Freedom of Information
Information is the lifeblood of any campaigning organisation. Without information to influence the public and politicians, change cannot be effected. This is particularly important with animal cruelty, most of which takes place behind closed doors. And, of course, animals cannot articulate what is done to them.
Freedom of information laws are the primary way of obtaining information held by public bodies. In England, Wales and Northern Ireland, the Freedom of Information Act 2000 creates a right to information on request (there is similar legislation in Scotland). There are a number of exemptions, covering matters such as confidentiality, safety and the development of policy. A number of other laws also contain prohibitions on disclosure. Many of the exemptions are qualified, which means that, even if they apply, the public interest may require disclosure.
Public bodies may also seek to argue that a request would take too long to deal with or is otherwise ‘vexatious’, but there are limits to both of these.
There is now a mass of caselaw about FOIA. We have taken numerous cases on behalf of animal protection organisations, with a high degree of success. How requests are worded is extremely important and it is also essential to be able to assess whether a public body is justified in refusing to disclose information.
We are also very experienced in making requests for information of EU institutions and governments around the world.

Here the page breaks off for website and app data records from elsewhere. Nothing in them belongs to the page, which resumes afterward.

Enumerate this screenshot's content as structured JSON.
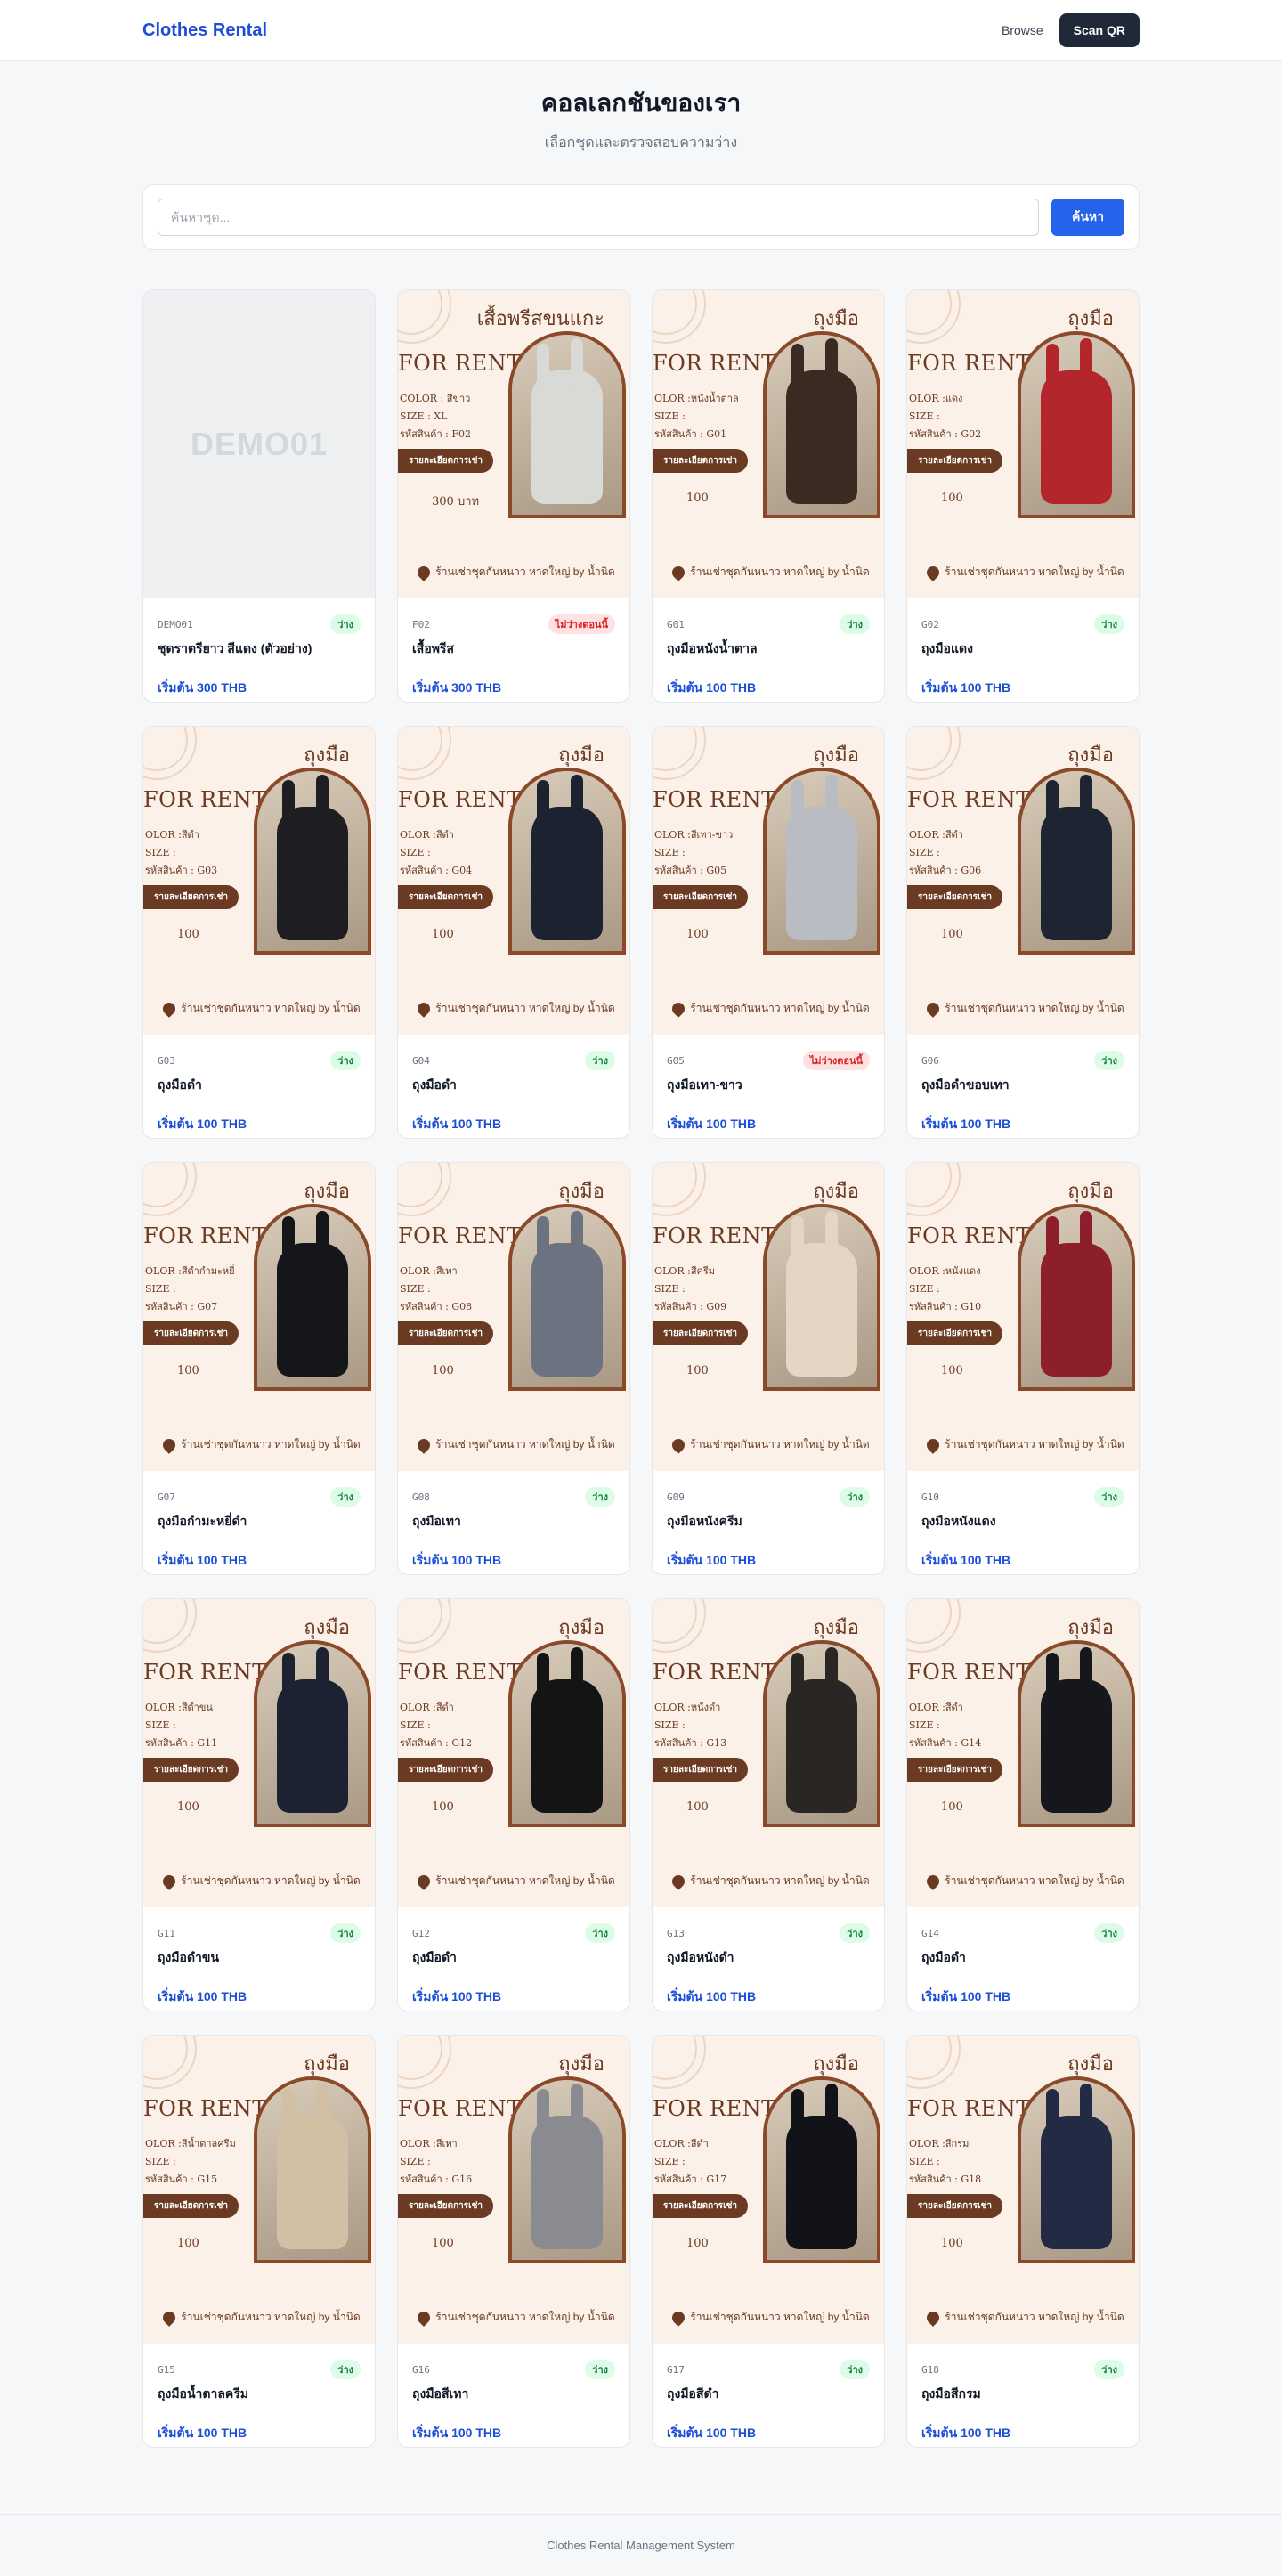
{
  "header": {
    "brand": "Clothes Rental",
    "browse_label": "Browse",
    "scan_label": "Scan QR"
  },
  "hero": {
    "title": "คอลเลกชันของเรา",
    "subtitle": "เลือกชุดและตรวจสอบความว่าง"
  },
  "search": {
    "placeholder": "ค้นหาชุด...",
    "button_label": "ค้นหา"
  },
  "poster": {
    "for_rent": "FOR RENT",
    "pill": "รายละเอียดการเช่า",
    "shop": "ร้านเช่าชุดกันหนาว หาดใหญ่ by น้ำนิด",
    "title_gloves": "ถุงมือ"
  },
  "items": [
    {
      "code": "DEMO01",
      "name": "ชุดราตรียาว สีแดง (ตัวอย่าง)",
      "status": "ว่าง",
      "available": true,
      "price": "เริ่มต้น 300 THB",
      "demo": true,
      "demo_text": "DEMO01"
    },
    {
      "code": "F02",
      "name": "เสื้อพรีส",
      "status": "ไม่ว่างตอนนี้",
      "available": false,
      "price": "เริ่มต้น 300 THB",
      "poster_title": "เสื้อพรีสขนแกะ",
      "color": "#d9d9d6",
      "poster_lines": [
        "COLOR : สีขาว",
        "SIZE : XL",
        "รหัสสินค้า : F02"
      ],
      "poster_price": "300 บาท"
    },
    {
      "code": "G01",
      "name": "ถุงมือหนังน้ำตาล",
      "status": "ว่าง",
      "available": true,
      "price": "เริ่มต้น 100 THB",
      "color": "#3b2a22",
      "poster_lines": [
        "OLOR :หนังน้ำตาล",
        "SIZE :",
        "รหัสสินค้า : G01"
      ],
      "poster_price": "100"
    },
    {
      "code": "G02",
      "name": "ถุงมือแดง",
      "status": "ว่าง",
      "available": true,
      "price": "เริ่มต้น 100 THB",
      "color": "#b3262b",
      "poster_lines": [
        "OLOR :แดง",
        "SIZE :",
        "รหัสสินค้า : G02"
      ],
      "poster_price": "100"
    },
    {
      "code": "G03",
      "name": "ถุงมือดำ",
      "status": "ว่าง",
      "available": true,
      "price": "เริ่มต้น 100 THB",
      "color": "#1e1e22",
      "poster_lines": [
        "OLOR :สีดำ",
        "SIZE :",
        "รหัสสินค้า : G03"
      ],
      "poster_price": "100"
    },
    {
      "code": "G04",
      "name": "ถุงมือดำ",
      "status": "ว่าง",
      "available": true,
      "price": "เริ่มต้น 100 THB",
      "color": "#1c2230",
      "poster_lines": [
        "OLOR :สีดำ",
        "SIZE :",
        "รหัสสินค้า : G04"
      ],
      "poster_price": "100"
    },
    {
      "code": "G05",
      "name": "ถุงมือเทา-ขาว",
      "status": "ไม่ว่างตอนนี้",
      "available": false,
      "price": "เริ่มต้น 100 THB",
      "color": "#b9bcc2",
      "poster_lines": [
        "OLOR :สีเทา-ขาว",
        "SIZE :",
        "รหัสสินค้า : G05"
      ],
      "poster_price": "100"
    },
    {
      "code": "G06",
      "name": "ถุงมือดำขอบเทา",
      "status": "ว่าง",
      "available": true,
      "price": "เริ่มต้น 100 THB",
      "color": "#1f2433",
      "poster_lines": [
        "OLOR :สีดำ",
        "SIZE :",
        "รหัสสินค้า : G06"
      ],
      "poster_price": "100"
    },
    {
      "code": "G07",
      "name": "ถุงมือกำมะหยี่ดำ",
      "status": "ว่าง",
      "available": true,
      "price": "เริ่มต้น 100 THB",
      "color": "#15161a",
      "poster_lines": [
        "OLOR :สีดำกำมะหยี่",
        "SIZE :",
        "รหัสสินค้า : G07"
      ],
      "poster_price": "100"
    },
    {
      "code": "G08",
      "name": "ถุงมือเทา",
      "status": "ว่าง",
      "available": true,
      "price": "เริ่มต้น 100 THB",
      "color": "#6b7280",
      "poster_lines": [
        "OLOR :สีเทา",
        "SIZE :",
        "รหัสสินค้า : G08"
      ],
      "poster_price": "100"
    },
    {
      "code": "G09",
      "name": "ถุงมือหนังครีม",
      "status": "ว่าง",
      "available": true,
      "price": "เริ่มต้น 100 THB",
      "color": "#e4d6c4",
      "poster_lines": [
        "OLOR :สีครีม",
        "SIZE :",
        "รหัสสินค้า : G09"
      ],
      "poster_price": "100"
    },
    {
      "code": "G10",
      "name": "ถุงมือหนังแดง",
      "status": "ว่าง",
      "available": true,
      "price": "เริ่มต้น 100 THB",
      "color": "#8d1f2d",
      "poster_lines": [
        "OLOR :หนังแดง",
        "SIZE :",
        "รหัสสินค้า : G10"
      ],
      "poster_price": "100"
    },
    {
      "code": "G11",
      "name": "ถุงมือดำขน",
      "status": "ว่าง",
      "available": true,
      "price": "เริ่มต้น 100 THB",
      "color": "#1d2233",
      "poster_lines": [
        "OLOR :สีดำขน",
        "SIZE :",
        "รหัสสินค้า : G11"
      ],
      "poster_price": "100"
    },
    {
      "code": "G12",
      "name": "ถุงมือดำ",
      "status": "ว่าง",
      "available": true,
      "price": "เริ่มต้น 100 THB",
      "color": "#141414",
      "poster_lines": [
        "OLOR :สีดำ",
        "SIZE :",
        "รหัสสินค้า : G12"
      ],
      "poster_price": "100"
    },
    {
      "code": "G13",
      "name": "ถุงมือหนังดำ",
      "status": "ว่าง",
      "available": true,
      "price": "เริ่มต้น 100 THB",
      "color": "#2a2624",
      "poster_lines": [
        "OLOR :หนังดำ",
        "SIZE :",
        "รหัสสินค้า : G13"
      ],
      "poster_price": "100"
    },
    {
      "code": "G14",
      "name": "ถุงมือดำ",
      "status": "ว่าง",
      "available": true,
      "price": "เริ่มต้น 100 THB",
      "color": "#15171c",
      "poster_lines": [
        "OLOR :สีดำ",
        "SIZE :",
        "รหัสสินค้า : G14"
      ],
      "poster_price": "100"
    },
    {
      "code": "G15",
      "name": "ถุงมือน้ำตาลครีม",
      "status": "ว่าง",
      "available": true,
      "price": "เริ่มต้น 100 THB",
      "color": "#d2c0a4",
      "poster_lines": [
        "OLOR :สีน้ำตาลครีม",
        "SIZE :",
        "รหัสสินค้า : G15"
      ],
      "poster_price": "100"
    },
    {
      "code": "G16",
      "name": "ถุงมือสีเทา",
      "status": "ว่าง",
      "available": true,
      "price": "เริ่มต้น 100 THB",
      "color": "#8a8b90",
      "poster_lines": [
        "OLOR :สีเทา",
        "SIZE :",
        "รหัสสินค้า : G16"
      ],
      "poster_price": "100"
    },
    {
      "code": "G17",
      "name": "ถุงมือสีดำ",
      "status": "ว่าง",
      "available": true,
      "price": "เริ่มต้น 100 THB",
      "color": "#111318",
      "poster_lines": [
        "OLOR :สีดำ",
        "SIZE :",
        "รหัสสินค้า : G17"
      ],
      "poster_price": "100"
    },
    {
      "code": "G18",
      "name": "ถุงมือสีกรม",
      "status": "ว่าง",
      "available": true,
      "price": "เริ่มต้น 100 THB",
      "color": "#232a44",
      "poster_lines": [
        "OLOR :สีกรม",
        "SIZE :",
        "รหัสสินค้า : G18"
      ],
      "poster_price": "100"
    }
  ],
  "footer": {
    "text": "Clothes Rental Management System"
  }
}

The other main way of getting information is via undercover investigations